- _About this exercise_
Please return each of the entries exactly, minus their pictures.

- _Task data_
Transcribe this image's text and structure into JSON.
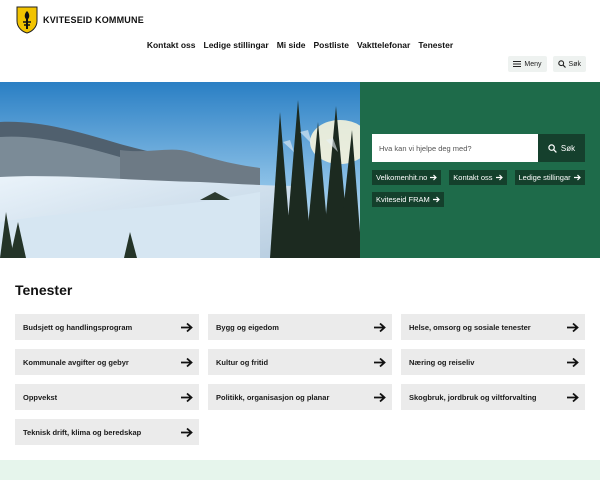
{
  "site": {
    "name": "KVITESEID KOMMUNE"
  },
  "nav": {
    "links": [
      "Kontakt oss",
      "Ledige stillingar",
      "Mi side",
      "Postliste",
      "Vakttelefonar",
      "Tenester"
    ]
  },
  "utility": {
    "menu_label": "Meny",
    "search_label": "Søk"
  },
  "hero": {
    "search_placeholder": "Hva kan vi hjelpe deg med?",
    "search_button": "Søk",
    "quick_links": [
      "Velkomenhit.no",
      "Kontakt oss",
      "Ledige stillingar",
      "Kviteseid FRAM"
    ]
  },
  "services": {
    "title": "Tenester",
    "items": [
      "Budsjett og handlingsprogram",
      "Bygg og eigedom",
      "Helse, omsorg og sosiale tenester",
      "Kommunale avgifter og gebyr",
      "Kultur og fritid",
      "Næring og reiseliv",
      "Oppvekst",
      "Politikk, organisasjon og planar",
      "Skogbruk, jordbruk og viltforvalting",
      "Teknisk drift, klima og beredskap"
    ]
  },
  "colors": {
    "brand_green": "#1e6b4a",
    "dark_green": "#15402d",
    "card_bg": "#ebebeb",
    "footer_mint": "#e6f5ec"
  },
  "icons": {
    "logo": "municipal-shield-icon",
    "menu": "hamburger-icon",
    "search": "magnifier-icon",
    "arrow": "arrow-right-icon"
  }
}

- _Answer for the task_
Transcribe this image's text and structure into JSON.
{
  "site": {
    "name": "KVITESEID KOMMUNE"
  },
  "nav": {
    "links": [
      "Kontakt oss",
      "Ledige stillingar",
      "Mi side",
      "Postliste",
      "Vakttelefonar",
      "Tenester"
    ]
  },
  "utility": {
    "menu_label": "Meny",
    "search_label": "Søk"
  },
  "hero": {
    "search_placeholder": "Hva kan vi hjelpe deg med?",
    "search_button": "Søk",
    "quick_links": [
      "Velkomenhit.no",
      "Kontakt oss",
      "Ledige stillingar",
      "Kviteseid FRAM"
    ]
  },
  "services": {
    "title": "Tenester",
    "items": [
      "Budsjett og handlingsprogram",
      "Bygg og eigedom",
      "Helse, omsorg og sosiale tenester",
      "Kommunale avgifter og gebyr",
      "Kultur og fritid",
      "Næring og reiseliv",
      "Oppvekst",
      "Politikk, organisasjon og planar",
      "Skogbruk, jordbruk og viltforvalting",
      "Teknisk drift, klima og beredskap"
    ]
  },
  "colors": {
    "brand_green": "#1e6b4a",
    "dark_green": "#15402d",
    "card_bg": "#ebebeb",
    "footer_mint": "#e6f5ec"
  },
  "icons": {
    "logo": "municipal-shield-icon",
    "menu": "hamburger-icon",
    "search": "magnifier-icon",
    "arrow": "arrow-right-icon"
  }
}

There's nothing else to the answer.